## The problem
Retype the records below exactly. Leave nothing out.

## Provided records
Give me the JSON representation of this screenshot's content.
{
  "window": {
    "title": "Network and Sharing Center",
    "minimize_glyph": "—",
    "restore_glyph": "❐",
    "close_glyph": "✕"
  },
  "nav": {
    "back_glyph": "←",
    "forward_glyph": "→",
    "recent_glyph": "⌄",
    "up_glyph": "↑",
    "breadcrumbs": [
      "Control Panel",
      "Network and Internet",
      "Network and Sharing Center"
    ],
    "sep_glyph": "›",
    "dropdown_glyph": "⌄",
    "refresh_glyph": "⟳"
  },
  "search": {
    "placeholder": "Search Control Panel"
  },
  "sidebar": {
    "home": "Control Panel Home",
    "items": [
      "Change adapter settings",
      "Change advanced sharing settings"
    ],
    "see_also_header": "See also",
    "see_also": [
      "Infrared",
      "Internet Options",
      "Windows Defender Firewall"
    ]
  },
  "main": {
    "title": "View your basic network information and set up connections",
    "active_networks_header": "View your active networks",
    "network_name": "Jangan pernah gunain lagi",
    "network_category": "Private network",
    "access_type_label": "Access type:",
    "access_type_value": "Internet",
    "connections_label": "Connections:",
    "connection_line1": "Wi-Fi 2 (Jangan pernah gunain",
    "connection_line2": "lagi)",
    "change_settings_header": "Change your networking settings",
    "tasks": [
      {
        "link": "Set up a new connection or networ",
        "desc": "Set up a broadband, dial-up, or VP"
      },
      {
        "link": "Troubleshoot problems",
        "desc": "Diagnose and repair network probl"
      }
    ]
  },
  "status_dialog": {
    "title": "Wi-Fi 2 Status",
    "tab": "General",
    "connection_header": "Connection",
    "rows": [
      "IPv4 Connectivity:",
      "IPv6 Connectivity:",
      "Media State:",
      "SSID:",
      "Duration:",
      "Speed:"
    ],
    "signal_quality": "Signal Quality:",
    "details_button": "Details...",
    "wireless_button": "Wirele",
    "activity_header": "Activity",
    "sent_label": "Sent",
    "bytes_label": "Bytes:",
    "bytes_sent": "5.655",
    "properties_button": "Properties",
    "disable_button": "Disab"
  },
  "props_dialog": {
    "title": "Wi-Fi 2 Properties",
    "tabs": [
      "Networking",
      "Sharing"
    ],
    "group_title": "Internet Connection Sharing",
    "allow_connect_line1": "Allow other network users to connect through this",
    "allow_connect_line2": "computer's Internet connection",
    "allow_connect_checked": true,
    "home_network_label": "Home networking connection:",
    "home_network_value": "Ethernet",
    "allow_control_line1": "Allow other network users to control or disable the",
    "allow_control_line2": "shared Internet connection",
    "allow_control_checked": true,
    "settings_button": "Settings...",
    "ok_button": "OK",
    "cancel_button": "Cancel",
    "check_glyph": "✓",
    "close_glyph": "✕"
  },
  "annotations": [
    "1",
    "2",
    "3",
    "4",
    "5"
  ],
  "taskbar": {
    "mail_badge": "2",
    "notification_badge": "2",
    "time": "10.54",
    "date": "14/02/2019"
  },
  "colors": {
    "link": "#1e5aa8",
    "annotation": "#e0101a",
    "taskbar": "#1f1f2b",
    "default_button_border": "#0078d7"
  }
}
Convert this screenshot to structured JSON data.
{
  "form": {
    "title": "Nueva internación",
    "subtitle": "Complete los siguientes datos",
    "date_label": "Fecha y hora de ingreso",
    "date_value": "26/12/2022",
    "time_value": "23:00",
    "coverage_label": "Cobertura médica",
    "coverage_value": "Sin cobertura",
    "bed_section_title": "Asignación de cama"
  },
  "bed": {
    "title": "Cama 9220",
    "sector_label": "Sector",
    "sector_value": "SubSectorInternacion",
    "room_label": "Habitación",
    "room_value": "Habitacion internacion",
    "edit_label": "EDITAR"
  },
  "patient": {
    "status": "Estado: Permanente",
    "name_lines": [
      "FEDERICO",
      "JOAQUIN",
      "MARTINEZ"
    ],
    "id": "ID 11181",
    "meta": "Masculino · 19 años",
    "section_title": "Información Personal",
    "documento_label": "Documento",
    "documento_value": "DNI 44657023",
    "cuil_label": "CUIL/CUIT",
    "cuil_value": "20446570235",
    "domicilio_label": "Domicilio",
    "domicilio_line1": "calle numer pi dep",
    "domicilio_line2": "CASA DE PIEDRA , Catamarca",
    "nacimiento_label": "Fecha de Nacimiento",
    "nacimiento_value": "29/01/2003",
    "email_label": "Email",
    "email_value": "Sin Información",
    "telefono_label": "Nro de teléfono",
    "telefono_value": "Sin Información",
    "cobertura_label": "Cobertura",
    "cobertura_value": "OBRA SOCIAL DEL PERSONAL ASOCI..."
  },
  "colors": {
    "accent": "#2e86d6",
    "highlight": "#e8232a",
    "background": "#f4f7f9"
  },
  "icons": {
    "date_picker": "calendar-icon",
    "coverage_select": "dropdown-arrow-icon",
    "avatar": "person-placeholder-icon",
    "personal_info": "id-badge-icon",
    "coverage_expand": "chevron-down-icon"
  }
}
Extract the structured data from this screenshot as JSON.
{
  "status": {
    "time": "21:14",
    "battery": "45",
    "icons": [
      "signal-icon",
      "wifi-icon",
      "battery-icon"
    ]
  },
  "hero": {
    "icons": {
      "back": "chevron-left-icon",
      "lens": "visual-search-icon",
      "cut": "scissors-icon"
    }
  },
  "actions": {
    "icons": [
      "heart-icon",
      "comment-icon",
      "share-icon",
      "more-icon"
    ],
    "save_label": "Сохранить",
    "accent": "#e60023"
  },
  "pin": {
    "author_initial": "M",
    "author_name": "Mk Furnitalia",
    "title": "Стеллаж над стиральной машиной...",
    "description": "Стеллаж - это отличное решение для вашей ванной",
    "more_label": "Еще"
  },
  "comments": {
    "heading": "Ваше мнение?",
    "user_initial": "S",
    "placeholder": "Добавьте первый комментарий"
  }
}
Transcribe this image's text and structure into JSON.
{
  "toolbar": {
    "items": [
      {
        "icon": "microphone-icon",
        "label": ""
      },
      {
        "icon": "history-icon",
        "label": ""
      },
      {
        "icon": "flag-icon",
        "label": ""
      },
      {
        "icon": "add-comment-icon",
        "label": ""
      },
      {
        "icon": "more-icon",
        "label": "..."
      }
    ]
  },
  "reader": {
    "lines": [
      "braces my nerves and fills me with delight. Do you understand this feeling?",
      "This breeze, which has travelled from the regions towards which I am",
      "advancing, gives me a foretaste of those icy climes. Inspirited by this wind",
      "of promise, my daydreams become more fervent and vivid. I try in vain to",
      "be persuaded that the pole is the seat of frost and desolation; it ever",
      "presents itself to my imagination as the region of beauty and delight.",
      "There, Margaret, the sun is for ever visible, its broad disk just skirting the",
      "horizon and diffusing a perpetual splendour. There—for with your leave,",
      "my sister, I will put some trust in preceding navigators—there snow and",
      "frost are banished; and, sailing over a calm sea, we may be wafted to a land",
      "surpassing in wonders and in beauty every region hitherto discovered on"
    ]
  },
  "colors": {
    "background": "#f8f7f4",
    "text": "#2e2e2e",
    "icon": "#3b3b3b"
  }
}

## Solved problem
Give me the JSON representation of this screenshot's content.
{
  "window": {
    "title": "Network and Sharing Center",
    "minimize_glyph": "—",
    "restore_glyph": "❐",
    "close_glyph": "✕"
  },
  "nav": {
    "back_glyph": "←",
    "forward_glyph": "→",
    "recent_glyph": "⌄",
    "up_glyph": "↑",
    "breadcrumbs": [
      "Control Panel",
      "Network and Internet",
      "Network and Sharing Center"
    ],
    "sep_glyph": "›",
    "dropdown_glyph": "⌄",
    "refresh_glyph": "⟳"
  },
  "search": {
    "placeholder": "Search Control Panel"
  },
  "sidebar": {
    "home": "Control Panel Home",
    "items": [
      "Change adapter settings",
      "Change advanced sharing settings"
    ],
    "see_also_header": "See also",
    "see_also": [
      "Infrared",
      "Internet Options",
      "Windows Defender Firewall"
    ]
  },
  "main": {
    "title": "View your basic network information and set up connections",
    "active_networks_header": "View your active networks",
    "network_name": "Jangan pernah gunain lagi",
    "network_category": "Private network",
    "access_type_label": "Access type:",
    "access_type_value": "Internet",
    "connections_label": "Connections:",
    "connection_line1": "Wi-Fi 2 (Jangan pernah gunain",
    "connection_line2": "lagi)",
    "change_settings_header": "Change your networking settings",
    "tasks": [
      {
        "link": "Set up a new connection or networ",
        "desc": "Set up a broadband, dial-up, or VP"
      },
      {
        "link": "Troubleshoot problems",
        "desc": "Diagnose and repair network probl"
      }
    ]
  },
  "status_dialog": {
    "title": "Wi-Fi 2 Status",
    "tab": "General",
    "connection_header": "Connection",
    "rows": [
      "IPv4 Connectivity:",
      "IPv6 Connectivity:",
      "Media State:",
      "SSID:",
      "Duration:",
      "Speed:"
    ],
    "signal_quality": "Signal Quality:",
    "details_button": "Details...",
    "wireless_button": "Wirele",
    "activity_header": "Activity",
    "sent_label": "Sent",
    "bytes_label": "Bytes:",
    "bytes_sent": "5.655",
    "properties_button": "Properties",
    "disable_button": "Disab"
  },
  "props_dialog": {
    "title": "Wi-Fi 2 Properties",
    "tabs": [
      "Networking",
      "Sharing"
    ],
    "group_title": "Internet Connection Sharing",
    "allow_connect_line1": "Allow other network users to connect through this",
    "allow_connect_line2": "computer's Internet connection",
    "allow_connect_checked": true,
    "home_network_label": "Home networking connection:",
    "home_network_value": "Ethernet",
    "allow_control_line1": "Allow other network users to control or disable the",
    "allow_control_line2": "shared Internet connection",
    "allow_control_checked": true,
    "settings_button": "Settings...",
    "ok_button": "OK",
    "cancel_button": "Cancel",
    "check_glyph": "✓",
    "close_glyph": "✕"
  },
  "annotations": [
    "1",
    "2",
    "3",
    "4",
    "5"
  ],
  "taskbar": {
    "mail_badge": "2",
    "notification_badge": "2",
    "time": "10.54",
    "date": "14/02/2019"
  },
  "colors": {
    "link": "#1e5aa8",
    "annotation": "#e0101a",
    "taskbar": "#1f1f2b",
    "default_button_border": "#0078d7"
  }
}
Convert this screenshot to structured JSON data.
{
  "form": {
    "title": "Nueva internación",
    "subtitle": "Complete los siguientes datos",
    "date_label": "Fecha y hora de ingreso",
    "date_value": "26/12/2022",
    "time_value": "23:00",
    "coverage_label": "Cobertura médica",
    "coverage_value": "Sin cobertura",
    "bed_section_title": "Asignación de cama"
  },
  "bed": {
    "title": "Cama 9220",
    "sector_label": "Sector",
    "sector_value": "SubSectorInternacion",
    "room_label": "Habitación",
    "room_value": "Habitacion internacion",
    "edit_label": "EDITAR"
  },
  "patient": {
    "status": "Estado: Permanente",
    "name_lines": [
      "FEDERICO",
      "JOAQUIN",
      "MARTINEZ"
    ],
    "id": "ID 11181",
    "meta": "Masculino · 19 años",
    "section_title": "Información Personal",
    "documento_label": "Documento",
    "documento_value": "DNI 44657023",
    "cuil_label": "CUIL/CUIT",
    "cuil_value": "20446570235",
    "domicilio_label": "Domicilio",
    "domicilio_line1": "calle numer pi dep",
    "domicilio_line2": "CASA DE PIEDRA , Catamarca",
    "nacimiento_label": "Fecha de Nacimiento",
    "nacimiento_value": "29/01/2003",
    "email_label": "Email",
    "email_value": "Sin Información",
    "telefono_label": "Nro de teléfono",
    "telefono_value": "Sin Información",
    "cobertura_label": "Cobertura",
    "cobertura_value": "OBRA SOCIAL DEL PERSONAL ASOCI..."
  },
  "colors": {
    "accent": "#2e86d6",
    "highlight": "#e8232a",
    "background": "#f4f7f9"
  },
  "icons": {
    "date_picker": "calendar-icon",
    "coverage_select": "dropdown-arrow-icon",
    "avatar": "person-placeholder-icon",
    "personal_info": "id-badge-icon",
    "coverage_expand": "chevron-down-icon"
  }
}
Extract the structured data from this screenshot as JSON.
{
  "status": {
    "time": "21:14",
    "battery": "45",
    "icons": [
      "signal-icon",
      "wifi-icon",
      "battery-icon"
    ]
  },
  "hero": {
    "icons": {
      "back": "chevron-left-icon",
      "lens": "visual-search-icon",
      "cut": "scissors-icon"
    }
  },
  "actions": {
    "icons": [
      "heart-icon",
      "comment-icon",
      "share-icon",
      "more-icon"
    ],
    "save_label": "Сохранить",
    "accent": "#e60023"
  },
  "pin": {
    "author_initial": "M",
    "author_name": "Mk Furnitalia",
    "title": "Стеллаж над стиральной машиной...",
    "description": "Стеллаж - это отличное решение для вашей ванной",
    "more_label": "Еще"
  },
  "comments": {
    "heading": "Ваше мнение?",
    "user_initial": "S",
    "placeholder": "Добавьте первый комментарий"
  }
}
Transcribe this image's text and structure into JSON.
{
  "toolbar": {
    "items": [
      {
        "icon": "microphone-icon",
        "label": ""
      },
      {
        "icon": "history-icon",
        "label": ""
      },
      {
        "icon": "flag-icon",
        "label": ""
      },
      {
        "icon": "add-comment-icon",
        "label": ""
      },
      {
        "icon": "more-icon",
        "label": "..."
      }
    ]
  },
  "reader": {
    "lines": [
      "braces my nerves and fills me with delight. Do you understand this feeling?",
      "This breeze, which has travelled from the regions towards which I am",
      "advancing, gives me a foretaste of those icy climes. Inspirited by this wind",
      "of promise, my daydreams become more fervent and vivid. I try in vain to",
      "be persuaded that the pole is the seat of frost and desolation; it ever",
      "presents itself to my imagination as the region of beauty and delight.",
      "There, Margaret, the sun is for ever visible, its broad disk just skirting the",
      "horizon and diffusing a perpetual splendour. There—for with your leave,",
      "my sister, I will put some trust in preceding navigators—there snow and",
      "frost are banished; and, sailing over a calm sea, we may be wafted to a land",
      "surpassing in wonders and in beauty every region hitherto discovered on"
    ]
  },
  "colors": {
    "background": "#f8f7f4",
    "text": "#2e2e2e",
    "icon": "#3b3b3b"
  }
}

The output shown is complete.